She talked about increasing students' exposure to globalization through increased numbers of international students on our campus, increased opportunities for our students to study abroad, both of which are becoming increasingly more difficult, and the infusion of more globalization concepts within all University courses.

Citing a recent College Board article, Hoppe said, “We have an obligation to help our students learn and understand more about our global neighbors, if we are to replace conflict with collaboration.”

“One possible way to approach globalization efforts is through learning communities. I believe learning communities have the potential, not only to increase student success, but also to give us a platform for globalizing our students' studies.”

Hoppe indicated that learning communities will be a major initiative over the next few years, and APSU will be submitting a $1.8 million Title III grant proposal to help faculty and staff plan and implement learning communities in ways that will increase student persistence, student learning and globalization.

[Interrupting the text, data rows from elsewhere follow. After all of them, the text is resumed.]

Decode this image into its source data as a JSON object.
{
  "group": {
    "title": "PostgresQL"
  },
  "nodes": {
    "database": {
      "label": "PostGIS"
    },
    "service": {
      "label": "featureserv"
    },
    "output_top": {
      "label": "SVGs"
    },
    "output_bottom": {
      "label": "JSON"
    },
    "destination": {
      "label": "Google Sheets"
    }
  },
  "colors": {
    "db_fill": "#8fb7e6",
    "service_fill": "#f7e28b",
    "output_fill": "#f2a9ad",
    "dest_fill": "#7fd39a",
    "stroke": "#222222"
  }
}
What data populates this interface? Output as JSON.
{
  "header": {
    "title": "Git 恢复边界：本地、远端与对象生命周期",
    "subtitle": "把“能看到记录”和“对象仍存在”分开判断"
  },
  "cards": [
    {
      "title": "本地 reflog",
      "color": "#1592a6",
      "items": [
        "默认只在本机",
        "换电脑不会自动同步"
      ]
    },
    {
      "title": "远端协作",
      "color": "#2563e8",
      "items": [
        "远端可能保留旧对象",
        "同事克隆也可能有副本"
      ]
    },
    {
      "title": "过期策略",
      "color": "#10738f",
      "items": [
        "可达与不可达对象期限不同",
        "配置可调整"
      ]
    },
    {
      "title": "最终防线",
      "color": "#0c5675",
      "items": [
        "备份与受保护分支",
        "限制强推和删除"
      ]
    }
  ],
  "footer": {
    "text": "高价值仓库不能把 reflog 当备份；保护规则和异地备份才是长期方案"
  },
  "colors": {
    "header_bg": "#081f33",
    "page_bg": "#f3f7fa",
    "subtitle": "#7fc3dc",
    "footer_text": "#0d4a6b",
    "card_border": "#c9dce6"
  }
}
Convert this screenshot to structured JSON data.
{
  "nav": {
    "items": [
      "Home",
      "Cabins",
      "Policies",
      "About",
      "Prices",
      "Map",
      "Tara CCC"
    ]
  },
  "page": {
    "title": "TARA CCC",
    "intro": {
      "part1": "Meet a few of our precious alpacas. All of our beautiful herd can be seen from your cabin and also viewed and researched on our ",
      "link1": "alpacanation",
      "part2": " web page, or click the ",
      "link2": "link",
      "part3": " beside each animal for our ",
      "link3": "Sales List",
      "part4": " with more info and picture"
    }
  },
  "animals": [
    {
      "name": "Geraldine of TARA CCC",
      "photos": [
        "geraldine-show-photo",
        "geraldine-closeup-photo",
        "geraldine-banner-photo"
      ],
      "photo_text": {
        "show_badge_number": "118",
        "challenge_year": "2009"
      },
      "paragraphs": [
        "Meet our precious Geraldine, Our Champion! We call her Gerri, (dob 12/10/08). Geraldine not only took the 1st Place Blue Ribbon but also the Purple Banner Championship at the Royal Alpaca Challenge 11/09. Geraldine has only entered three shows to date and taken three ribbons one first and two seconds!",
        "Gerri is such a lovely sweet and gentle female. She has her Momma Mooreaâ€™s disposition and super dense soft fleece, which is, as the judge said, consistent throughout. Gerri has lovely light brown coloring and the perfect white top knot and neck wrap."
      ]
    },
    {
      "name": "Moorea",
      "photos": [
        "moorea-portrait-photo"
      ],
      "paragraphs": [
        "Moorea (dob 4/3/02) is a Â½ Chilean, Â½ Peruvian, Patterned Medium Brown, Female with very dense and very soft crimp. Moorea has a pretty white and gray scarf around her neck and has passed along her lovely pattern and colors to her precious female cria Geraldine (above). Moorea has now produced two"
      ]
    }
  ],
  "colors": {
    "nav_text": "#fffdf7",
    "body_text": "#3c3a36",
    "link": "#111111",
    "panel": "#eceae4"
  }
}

The ‘Net generation” is here
Toward the end of her address, Hoppe introduced the audience to the “net generation”people born in or after 1982, which includes 55 percent of APSU's students. Drawing heavily on information from a recent Educause presentation, Hoppe gave an overview of their unique characteristics. Net generation students:
*Gravitate toward group activity.
*Eight out of 10 say, “It's cool to be smart.”
*Are focused on grades and performance.
*Are busy with extracurricular activities.
*Identify with parents' values and feel close to their parents.
*Respect social conventions and institutions.
*Are fascinated with new technologies.

“Simply put, today's learners are digital and they are connected,” Hoppe said, “This creates a number of concerns. The Web is their information sourcenot the library. The high Web use and multi-tasking result in the development of short attention spans and the expectation of fast response time. Conversely, it doesn't provide time or inclination for reflection.”

What is the answer to reaching the net generation students? Hoppe said, “I think the answer is not in replacing traditional classroom instruction. The answer is adding online and media-based venues to face-to-face instruction…ultimately to balance the old and the new.”

‘Breaking news' at Austin Peay
At intervals throughout her address, Hoppe announced “breaking news:”

*Renovation and expansion of Trahern is No.16 on the TBR's capital projects list.
*At this time, it appears main-campus enrollment growth will offset the decline in soldier enrollment at the APSU Center@ Fort Campbell.
*University housing is at 100 percent occupancy with some students temporarily housed at the Riverview Inn.
*TBR recently gave APSU approval to offer a new graduate certificate in Family Nurse Practitioner.
*A new research-incentive program, which begins this fall, will offer faculty who write successful grants a personal cash bonus and a cash bonus for his/her department.
*TBR Chancellor Manning has approved Hoppe's unique request to go beyond the 2 percent equity pool limit by an additional 1 percent, contingent upon approval by the TBR at its September meeting.
*The University no longer will charge out-of-state tuition for study-abroad students.

Hoppe concluded her remarks with statistics regarding the low percentage of college graduates in Montgomery and contiguous counties in Tennessee. “With more and more jobs in the future requiring postsecondary education, it is hard to understand why individuals don't go to college and even harder to understand why the state does not support higher education adequately.”
She encouraged faculty and staff to remember that, above all, their challenge is to transform the lives of our students. Dennie B. Burke